WHAT IS EXPECTED: Which lines of the records below contain the word "title"? Copy each of them out.

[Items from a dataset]
________________

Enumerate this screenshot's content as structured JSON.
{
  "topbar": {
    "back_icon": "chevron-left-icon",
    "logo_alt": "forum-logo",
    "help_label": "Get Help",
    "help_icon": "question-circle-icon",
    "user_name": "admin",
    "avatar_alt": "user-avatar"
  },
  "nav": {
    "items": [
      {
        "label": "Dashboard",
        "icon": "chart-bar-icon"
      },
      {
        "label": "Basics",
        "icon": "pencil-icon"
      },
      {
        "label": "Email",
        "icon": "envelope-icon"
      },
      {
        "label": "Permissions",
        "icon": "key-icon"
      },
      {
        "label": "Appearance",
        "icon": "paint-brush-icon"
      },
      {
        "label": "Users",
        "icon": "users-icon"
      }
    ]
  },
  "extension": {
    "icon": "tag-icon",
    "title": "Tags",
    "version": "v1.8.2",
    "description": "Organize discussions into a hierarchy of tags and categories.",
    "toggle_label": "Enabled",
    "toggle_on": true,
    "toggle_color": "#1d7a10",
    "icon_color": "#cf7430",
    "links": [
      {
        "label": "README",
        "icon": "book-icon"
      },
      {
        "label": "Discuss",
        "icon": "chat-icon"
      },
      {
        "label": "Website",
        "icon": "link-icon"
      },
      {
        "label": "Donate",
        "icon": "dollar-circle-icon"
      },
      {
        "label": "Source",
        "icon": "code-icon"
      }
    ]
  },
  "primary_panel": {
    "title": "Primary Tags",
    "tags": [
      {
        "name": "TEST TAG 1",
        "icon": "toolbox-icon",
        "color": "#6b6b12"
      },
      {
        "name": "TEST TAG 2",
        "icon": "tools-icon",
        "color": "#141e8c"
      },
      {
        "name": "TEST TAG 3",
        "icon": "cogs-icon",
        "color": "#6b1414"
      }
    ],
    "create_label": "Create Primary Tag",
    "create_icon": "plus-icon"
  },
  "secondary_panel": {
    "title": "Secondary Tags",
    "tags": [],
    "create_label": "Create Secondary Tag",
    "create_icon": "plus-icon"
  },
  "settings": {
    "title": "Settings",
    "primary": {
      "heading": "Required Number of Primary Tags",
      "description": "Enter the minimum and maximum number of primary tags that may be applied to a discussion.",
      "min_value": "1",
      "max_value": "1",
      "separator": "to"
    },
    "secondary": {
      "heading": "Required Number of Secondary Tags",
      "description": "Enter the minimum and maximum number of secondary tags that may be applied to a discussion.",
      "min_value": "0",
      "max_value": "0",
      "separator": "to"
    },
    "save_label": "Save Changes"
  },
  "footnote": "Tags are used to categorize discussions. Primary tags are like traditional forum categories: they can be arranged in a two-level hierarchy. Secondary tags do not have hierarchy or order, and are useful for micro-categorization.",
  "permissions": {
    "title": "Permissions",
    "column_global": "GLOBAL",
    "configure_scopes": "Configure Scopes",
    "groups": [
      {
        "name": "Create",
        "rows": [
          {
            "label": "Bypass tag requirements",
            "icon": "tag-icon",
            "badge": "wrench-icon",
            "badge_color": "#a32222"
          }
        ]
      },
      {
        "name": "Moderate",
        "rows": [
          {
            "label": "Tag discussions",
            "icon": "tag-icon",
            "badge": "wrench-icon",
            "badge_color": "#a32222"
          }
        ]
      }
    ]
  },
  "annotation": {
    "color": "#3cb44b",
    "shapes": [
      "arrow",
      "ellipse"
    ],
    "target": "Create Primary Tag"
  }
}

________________

ANSWER BELOW:
    "title": "Tags",
    "title": "Primary Tags",
    "title": "Secondary Tags",
    "title": "Settings",
    "title": "Permissions",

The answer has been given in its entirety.